I am haunted – no, make that taunted – by the initial hints regarding HemLoft, the secret treehouse near Whistler, British Columbia. What started as a mere topic of idle conversation now becomes a quest.
When I worked as a professional magician in college, I often found that people wanted to know how a trick was done not because they cared about the illusion itself. Instead, they sought the secret simply because it was secret.
We don’t like not knowing.
I am no different. And so I begin asking the people at the place we’re staying what they know about HemLoft. Here’s what I learn:
- They are, without exception, surprised that I’m aware of the place.
- All of them have heard about it, but none of them have been there themselves. This is starting to have hints of urban legend.
- It lies on public property near a wealthy new development.
- The builder has made it open to anyone in an attempt to keep it from being discovered by authorities and torn down.
- Many of the expensive homes built in Whistler undergo almost endless remodeling. So the builder of HemLoft used the discards – quality wood and components – to construct HemLoft.
- Numerous people drive to the area looking for HemLoft but few find it.
Finally, I get a real tip: HemLoft lies near a particular switchback. He’s not sure exactly where, but I have enough to get me started.
So one morning while the rest of my family is still awakening, I head out. In many ways, I feel as if I’m geocaching (the hunt using a GPS and coordinates to find hidden boxes of “treasure” (simple toys or items that others have deposited there)). The only difference is that this time I have no GPS and the cache is much, much larger than a bread box.
I drive to the area but all I see is the street before me and miles of trees. If HemLoft is here, it certainly isn’t visible from the road. I continue slowly to the top where I find million dollar homes in various stages of construction. But no HemLoft.
I turn around and think through the logic of the place and where it could be. In so doing, I come across something I had missed before: what appears to be a very faint disturbance in the embankment off the road. I find a wide spot on the shoulder of road and park, ignoring the signs posted everywhere that you must have a pass or you will be towed. I figure I won’t be long enough for that to happen, or so I hope.
I clamber up the embankment and then, with a smile of delight and satisfaction, I discover a small trail at the top leading into the woods. Still, there is no sign of any treehouse or similar construction. Just trees and, up ahead, a wall of rocks.
I hike to the left of the rocks, following traces of foot prints. Up, up the hill I go, peering down for trail signs while periodically looking upward for hints of tree-based habitation. Nothing.
I wander around some more then figure this can’t be the place. I turn back but decide to do so following a different route. And that’s when I see it.
Not HemLoft or even a building. But a blue tarp. There in this forest is a blue tarp. As I approach it, it appears to be covering a length of 2X6 wood. The type you would use in construction…say, of a treehouse…
I pick up speed and as I come over a slight rise in the hill, I look up and there it is, as if it had been before me all along. On a lone tree surrounded by others sits a spherical structure.

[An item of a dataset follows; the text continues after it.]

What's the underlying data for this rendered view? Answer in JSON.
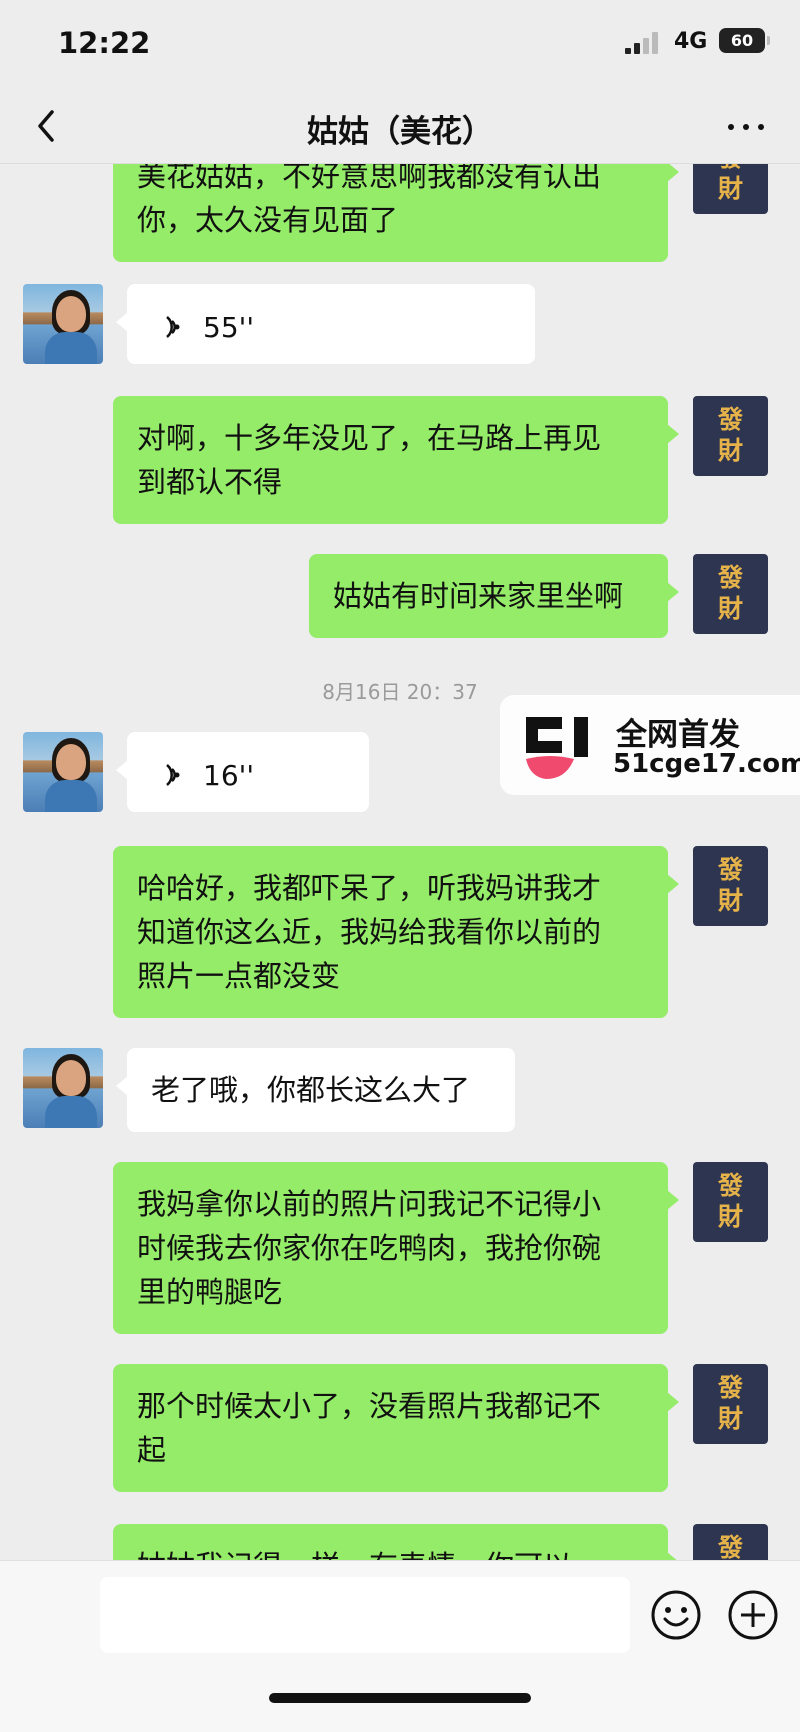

I look around briefly on the outside but then, warily, I cross the elevated steps (a dicey proposition given that they are six or so feet off the ground and wet from recent rain) and come to the door. I knock, feeling a bit silly at the action given the isolated location, but still not sure about the rules of etiquette in secret forest treehouses.
There is no answer. I turn the knob, surprised by the sturdiness of the construction, and I enter HemLoft.
The outside of this remarkable treehouse is impressive, but what I find inside transforms this small structure from the object of a curious hunt into something much more…
If you haven’t done so, check out Part 1 or Part 3